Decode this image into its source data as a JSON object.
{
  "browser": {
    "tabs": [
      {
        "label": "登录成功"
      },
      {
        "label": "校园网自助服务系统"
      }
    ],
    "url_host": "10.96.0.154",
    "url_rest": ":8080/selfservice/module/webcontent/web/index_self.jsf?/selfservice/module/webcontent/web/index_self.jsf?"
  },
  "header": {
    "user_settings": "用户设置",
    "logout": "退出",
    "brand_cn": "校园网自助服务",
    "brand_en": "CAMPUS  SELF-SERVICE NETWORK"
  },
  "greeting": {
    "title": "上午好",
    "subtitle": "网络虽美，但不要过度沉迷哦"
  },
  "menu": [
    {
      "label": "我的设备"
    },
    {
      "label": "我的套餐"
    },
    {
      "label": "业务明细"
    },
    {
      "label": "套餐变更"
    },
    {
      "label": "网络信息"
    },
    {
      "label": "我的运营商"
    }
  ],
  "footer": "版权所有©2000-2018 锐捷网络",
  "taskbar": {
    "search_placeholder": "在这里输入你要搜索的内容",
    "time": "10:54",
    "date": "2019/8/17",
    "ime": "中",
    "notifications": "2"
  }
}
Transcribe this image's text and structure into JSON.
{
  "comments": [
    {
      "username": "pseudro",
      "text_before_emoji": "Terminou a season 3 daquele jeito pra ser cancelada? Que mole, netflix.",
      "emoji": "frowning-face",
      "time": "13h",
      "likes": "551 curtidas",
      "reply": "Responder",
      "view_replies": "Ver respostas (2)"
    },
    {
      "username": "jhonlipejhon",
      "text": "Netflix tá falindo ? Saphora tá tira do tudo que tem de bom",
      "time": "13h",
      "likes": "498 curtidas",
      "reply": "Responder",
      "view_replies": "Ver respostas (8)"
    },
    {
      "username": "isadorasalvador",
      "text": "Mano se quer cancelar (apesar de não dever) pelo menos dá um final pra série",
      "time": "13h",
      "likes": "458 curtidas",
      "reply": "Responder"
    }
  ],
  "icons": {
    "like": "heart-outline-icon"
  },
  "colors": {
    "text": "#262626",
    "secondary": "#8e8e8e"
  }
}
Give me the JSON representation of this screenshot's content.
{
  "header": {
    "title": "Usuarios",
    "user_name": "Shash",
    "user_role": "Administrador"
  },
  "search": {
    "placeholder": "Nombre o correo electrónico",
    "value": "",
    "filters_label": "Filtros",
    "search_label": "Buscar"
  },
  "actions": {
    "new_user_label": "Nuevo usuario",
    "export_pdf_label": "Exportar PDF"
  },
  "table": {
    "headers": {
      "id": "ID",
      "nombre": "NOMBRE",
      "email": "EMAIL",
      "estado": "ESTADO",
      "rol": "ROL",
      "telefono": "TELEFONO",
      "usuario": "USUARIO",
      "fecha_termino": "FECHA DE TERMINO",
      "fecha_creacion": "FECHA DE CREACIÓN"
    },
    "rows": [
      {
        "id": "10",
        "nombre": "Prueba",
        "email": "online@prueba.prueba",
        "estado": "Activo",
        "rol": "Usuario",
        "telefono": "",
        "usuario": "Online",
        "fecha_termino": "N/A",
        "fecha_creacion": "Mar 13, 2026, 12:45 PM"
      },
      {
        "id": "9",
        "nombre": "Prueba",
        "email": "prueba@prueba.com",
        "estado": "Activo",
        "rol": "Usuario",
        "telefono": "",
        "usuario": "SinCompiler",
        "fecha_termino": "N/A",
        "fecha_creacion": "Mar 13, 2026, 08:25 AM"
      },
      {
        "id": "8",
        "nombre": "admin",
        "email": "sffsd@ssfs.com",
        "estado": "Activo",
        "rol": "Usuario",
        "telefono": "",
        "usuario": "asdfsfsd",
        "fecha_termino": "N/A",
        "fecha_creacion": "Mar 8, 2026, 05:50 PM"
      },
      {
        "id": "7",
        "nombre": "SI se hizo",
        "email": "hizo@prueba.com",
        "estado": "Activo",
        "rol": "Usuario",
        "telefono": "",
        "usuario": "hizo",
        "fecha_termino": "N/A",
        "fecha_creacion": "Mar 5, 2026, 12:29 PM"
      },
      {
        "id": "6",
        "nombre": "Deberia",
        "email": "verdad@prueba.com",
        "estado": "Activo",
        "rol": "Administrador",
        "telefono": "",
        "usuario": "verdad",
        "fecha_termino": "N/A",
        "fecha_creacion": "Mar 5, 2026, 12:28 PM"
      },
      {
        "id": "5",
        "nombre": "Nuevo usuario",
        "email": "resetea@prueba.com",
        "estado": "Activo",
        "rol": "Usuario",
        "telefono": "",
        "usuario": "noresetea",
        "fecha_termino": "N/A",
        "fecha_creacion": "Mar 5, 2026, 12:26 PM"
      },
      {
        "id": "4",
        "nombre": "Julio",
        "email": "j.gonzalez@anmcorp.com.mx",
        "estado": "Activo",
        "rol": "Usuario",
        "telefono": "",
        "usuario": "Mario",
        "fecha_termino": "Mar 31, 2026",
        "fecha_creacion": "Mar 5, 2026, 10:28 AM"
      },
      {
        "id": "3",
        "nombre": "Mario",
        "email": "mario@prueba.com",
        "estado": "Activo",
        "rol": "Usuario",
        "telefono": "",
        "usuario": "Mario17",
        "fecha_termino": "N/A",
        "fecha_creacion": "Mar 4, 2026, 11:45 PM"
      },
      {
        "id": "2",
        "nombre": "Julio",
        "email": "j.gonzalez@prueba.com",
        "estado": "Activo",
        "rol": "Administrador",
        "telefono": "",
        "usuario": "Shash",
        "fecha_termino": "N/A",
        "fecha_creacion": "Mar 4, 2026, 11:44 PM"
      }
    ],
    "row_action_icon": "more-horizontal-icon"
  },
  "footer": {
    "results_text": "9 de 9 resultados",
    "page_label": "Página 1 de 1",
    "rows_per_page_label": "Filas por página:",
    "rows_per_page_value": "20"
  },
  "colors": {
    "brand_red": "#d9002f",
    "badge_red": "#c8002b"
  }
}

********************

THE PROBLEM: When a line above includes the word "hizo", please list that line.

RESULT OF THE TASK:
        "nombre": "SI se hizo",
        "email": "hizo@prueba.com",
        "usuario": "hizo",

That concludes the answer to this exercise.